A SMRT post making its rounds online recently caused a stir online. The post, shared on the company’s Facebook page, consisted of a note from a commuter referred to as Mrs Lim showing sympathy and encouragement for its situation.
The post came amidst plans which sees the company working to resolve its breakdown issues. It also comes weeks after the train operator’s collision incident. However, the post also prompted netizens to question the legitimacy of the encouragement note, garnering a mixed response. Some netizens flamed SMRT, while others acknowledged the importance of encouragement to SMRT staff working to resolve the train faults.
Here’s the full post:
While image recovery is an important process especially after a PR crisis, PR professionals Marketing spoke to also felt the move felt a little out of place. For Lars Voedisch, principal consultant and managing director of PRecious Communications, the move felt like one which was “very out of context” to pick and share one random comment showing support.
He explained that in a crisis, brands should understand that it’s often not their job to try being loved again, but simply working on being hated less.
“Looking at the severity of the issues SMRT is facing that affect commuters this Facebook post simply seems absurd and out of context,” Voedisch said.
A wiser option would be to publish posts with the objective of addressing SMRT staff. This is to show some encouragement. That being said, internal communications channels might have been a wiser choice in getting that message across.
Also weighing in on the conversation is Preetham Venkky, director at KRDS Singapore, who said that SMRT could have ensured the comment was verifiable rather than just quoting “Mrs Lim” without a first name. According to Venkky, this makes the post seem fake as there are also no links to the original comment, which may lead consumers to think that the feedback was written by SMRT.
“SMRT could have uploaded a screenshot of the positive review, which makes the comment more verifiable and authentic as compared to a Facebook post,” Venkky said. He added:
It’s not just about the message alone but about driving context.
“Brands miss out on the context, which is essentially what happened in SMRT’s case. The comment was not contextualised to verbatim to make it feel authentic.
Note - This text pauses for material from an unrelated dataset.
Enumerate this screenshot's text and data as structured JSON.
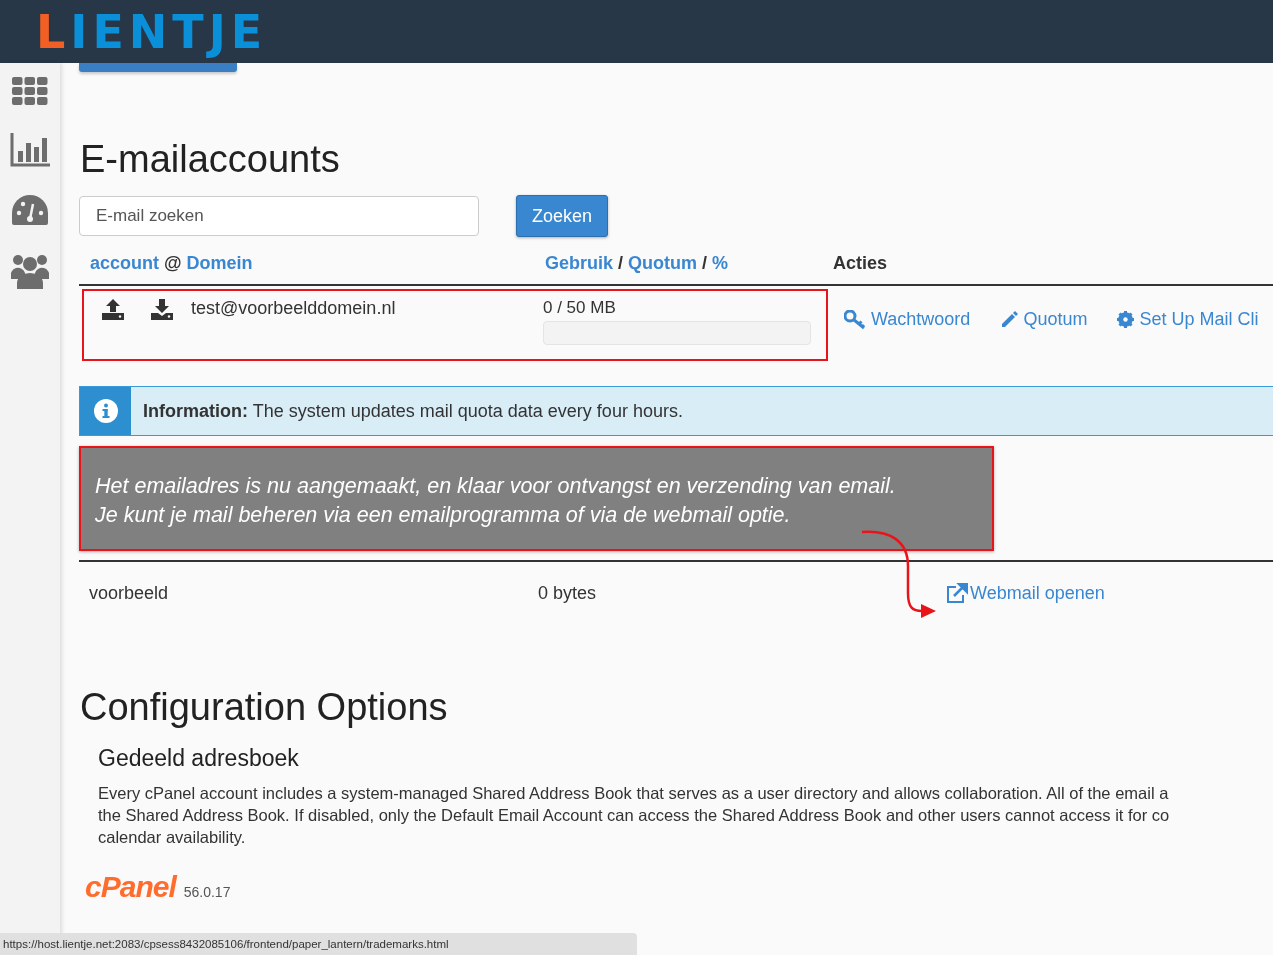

When that happens, negative feedback is bound to happen,” Venkky said.
He also added that there was no need for SMRT to limit itself to posting only one positive feedback. In fact, SMRT could have post screenshots of the multiple positive feedback that it has received, as well as publish video testimonials. Venkky also advised companies to not drive PR conversations on social media as it is meant to be a casual platform to engage consumers.
SMRT’s communications team has not had the easiest of times recently. Most recently, SMRT came under fire once again for defending itself on social. In a recent Facebook post debunking information being circulated about its CEO Desmond Kuek. Additionally, the train operator called out an online report as “obviously fake!”.
Many netizens took issue with the tone of the post – especially the line “This is obviously fake!” – calling it “unprofessional” and “defensive”. Online sentiment also called the train operator out for having time to refute fake news but not having any to focus on its train updates on its service.
Days before, SMRT copped flak after using the phrase “came into contact” to describe a train collision which resulted in several injuries to commuters. Netizens called out the statement an attempt to “sugarcoat” the train collision and also pointed out that it was inappropriate to use the phrase due to the number of injuries reported. SMRT has also made headlines for sacking employees due to failure of maintenance.